In Germany, the DVFA Stewardship Guidelines provide asset managers with guidance on how stewardship should be understood and implemented, but these are not binding. The Belgian Corporate Governance Code provides guidelines and recommendations for listed companies and their institutional investors to promote good governance practices, including stewardship responsibilities. It covers various topics such as the composition of the board of directors, risk management, remuneration, and shareholder rights. However, it is also not legally binding, with companies expected to comply with its provisions or explain their non-compliance in their annual reports.
“When speaking to pension funds in Germany and Belgium, their expertise in this area was found to be very limited, and they were not willing to talk about it,” he says, noting that the opposite is true in countries like the Netherlands and the UK.

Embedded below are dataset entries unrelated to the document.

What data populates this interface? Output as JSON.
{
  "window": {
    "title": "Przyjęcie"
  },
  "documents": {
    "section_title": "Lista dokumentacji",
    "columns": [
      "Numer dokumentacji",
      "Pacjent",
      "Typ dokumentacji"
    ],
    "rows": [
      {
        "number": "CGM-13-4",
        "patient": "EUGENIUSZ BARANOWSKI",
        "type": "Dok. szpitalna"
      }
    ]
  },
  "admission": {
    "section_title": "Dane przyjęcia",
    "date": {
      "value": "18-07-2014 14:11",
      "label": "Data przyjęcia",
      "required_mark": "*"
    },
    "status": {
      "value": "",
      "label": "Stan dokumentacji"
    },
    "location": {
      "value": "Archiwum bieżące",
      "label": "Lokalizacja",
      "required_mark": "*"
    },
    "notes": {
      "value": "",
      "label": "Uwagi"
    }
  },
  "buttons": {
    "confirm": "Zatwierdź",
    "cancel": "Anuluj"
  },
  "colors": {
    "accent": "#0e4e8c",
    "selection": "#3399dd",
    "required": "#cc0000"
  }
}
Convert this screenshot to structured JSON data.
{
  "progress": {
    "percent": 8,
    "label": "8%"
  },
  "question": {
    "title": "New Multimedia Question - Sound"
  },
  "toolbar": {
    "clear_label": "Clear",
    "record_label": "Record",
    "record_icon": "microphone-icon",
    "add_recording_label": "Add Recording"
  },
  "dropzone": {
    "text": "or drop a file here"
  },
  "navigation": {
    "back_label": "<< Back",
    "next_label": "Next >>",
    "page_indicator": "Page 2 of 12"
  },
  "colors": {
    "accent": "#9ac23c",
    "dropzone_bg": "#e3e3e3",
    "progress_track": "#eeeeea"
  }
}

“Asset owners in Germany and Belgium were basically following the asset managers’ lead on stewardship, as there is not much pressure applied on them to exert influence,” he said. “It is not accurate to say that this is frustrating, but it is certainly challenging.”
In the past, the lack of a stewardship code in Germany led to a “patchwork” approach being applied by some institutional investors, according to Juschus, noting that there was often no dedicated point of contact for discussing stewardship activities.
Measured approach to stewardship
Elsewhere in Europe, the approach has evolved significantly, with regulators, particularly in the UK, working to improve engagement by more closely aligning stewardship with corporate governance to build trust between asset owners and investee firms.
The UK Stewardship Code was first launched in 2010 by the Financial Reporting Council and was subsequently revised and updated in in 2012, 2014, and 2020. The latest version of the code places a greater emphasis on ESG issues, as well as on the role of investors in promoting sustainable and responsible investment practices. The code is voluntary, but many institutional investors have signed up to it as a way of demonstrating their commitment to responsible investment. Another review of the UK Stewardship Code is set to take place in Q3 2023.
However, asset owners’ in-house stewardship programmes must continue to evolve if they are to engage with investee firms effectively on climate and other ESG-related themes, says Juschus.
“If you look at the large institutional investors, where they are invested in 7,000 companies, and even have a relatively large stewardship team of between 10 to 15 people, many are not even able to engage with 10% of those investee firms,” he says, noting the importance of having a well-organised team in order to cover even just for a small percentage of an investment institution’s complete holdings.
And while asset managers have built out their own capabilities significantly to help asset owners handle the engagement and escalation process, Juschus says that it is important that investors develop a direct, hands-on approach to stewardship to safeguard their reputation and long-term sustainable returns.